There are three main contributions in this thesis. For near-surface velocity estimation, I develop a robust time-domain early-arrival waveform inversion (REWI) method using data uncertainties and matching filters that (1) up- and down-weights high and low signal-to-noise ratio (SNR) data, respectively, (2) avoids overall overfitting by stopping the iterations when a normalized chi-square (χ^2) waveform misfit of 1 is achieved, and (3) mitigates the elastic effects when applying acoustic waveform inversion to real data using a matching filter workflow. The data uncertainties are estimated using the waveform reciprocal errors. Specific strategies are developed for the situations when full waveform reciprocity is not available, such as trace interpolation and using the root-mean-square (RMS) amplitude of all the computable reciprocal errors for the data without reciprocal traces. The improvements are demonstrated through realistic numerical experiments and application to near-surface seismic refraction data at a ground water contamination site in Rifle, Colorado.
Sensitivity analysis and model assessment of WI is important for the interpretation of the estimated velocities in final models. However, little research has evaluated how accurate the amplitudes of high- and low-velocity anomalies are recovered in the WI final models. In addition, most sensitivity analysis is based on a point scatterer, whereas practically the velocity anomaly can be fractional or comparable to the dominant wavelength of real data.
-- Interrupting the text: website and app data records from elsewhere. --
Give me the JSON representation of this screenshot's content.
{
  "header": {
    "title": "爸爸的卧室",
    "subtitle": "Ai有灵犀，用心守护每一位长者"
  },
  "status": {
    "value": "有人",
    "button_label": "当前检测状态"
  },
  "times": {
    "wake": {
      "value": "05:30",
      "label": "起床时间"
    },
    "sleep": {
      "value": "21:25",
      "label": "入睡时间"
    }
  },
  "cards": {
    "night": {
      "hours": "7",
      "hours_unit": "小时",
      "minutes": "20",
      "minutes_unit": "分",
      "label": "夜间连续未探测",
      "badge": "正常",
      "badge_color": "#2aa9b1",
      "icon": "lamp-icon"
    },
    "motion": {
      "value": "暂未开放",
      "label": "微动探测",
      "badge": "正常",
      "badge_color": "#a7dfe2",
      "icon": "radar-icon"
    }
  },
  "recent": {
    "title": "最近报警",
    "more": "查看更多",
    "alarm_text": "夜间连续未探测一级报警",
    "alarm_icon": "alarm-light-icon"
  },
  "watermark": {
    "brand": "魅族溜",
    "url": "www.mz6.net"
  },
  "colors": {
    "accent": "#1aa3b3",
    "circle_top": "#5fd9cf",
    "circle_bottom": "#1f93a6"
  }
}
I conduct a comprehensive study of WI sensitivity to velocity anomalies through (1) theoretical derivation of the perturbed wavefield according to a point velocity anomaly using the Fréchet derivative, (2) acoustic and elastic forward modeling considering different anomaly sizes, and (3) representative and realistic waveform inversion experiments. The results suggest the tomography mode of WI is more sensitive to low-velocity anomalies than high-velocity anomalies, which is opposite from that in traveltime tomography (TT). Forward modeling results suggest elastic WI may provide a more balanced recovery of low- and high- velocity anomalies than acoustic WI. Importantly, the results advocate joint inversion of traveltime and waveform data for near-surface velocity estimation, since the different sensitivity of TT and WI can be complementary to each other.
In crustal-scale surface wave tomography, the 1-D Vs profiles is inverted from the surface wave dispersion curves at each grid cell and then assembled to generate the final 3-D Vs model. Conventional machine-learning-based Vs inversion methods use starting 1-D Vs profiles and their corresponding synthetic dispersion curves in network training. I develop a semi-supervised algorithm-based network that uses both model-generated and real dispersion data in the training process that can compensate for the limited diversity in the model-generated data, thereby improving the accuracy of predicted Vs models. The algorithm is termed Wasserstein cycle-consistent generative adversarial networks (Wcycle-GAN). The GAN architecture enables the inclusion of real dispersion data in the training process. The cycle-consistency and Wasserstein metric significantly improve the training stability of the proposed algorithm. Compared to conventional linearized Vs inversion, in which appropriate regularization is required in the inversion and spatial filtering is needed to achieve a smoothed 3-D Vs model, the proposed Wcycle-GAN method inherently guarantees great spatial continuities in the final models. The improvements are demonstrated by an application to fundamental mode Rayleigh wave phase and group velocity dispersion curves in the Southern California Plate Boundary Region. The final 3-D Vs model using the proposed Wcycle-GAN method provides appropriate data misfits, shows consistent large-scale features to the surface geology, and provides sharper images of structures near faults in the top 15 km compared with the conventional methods.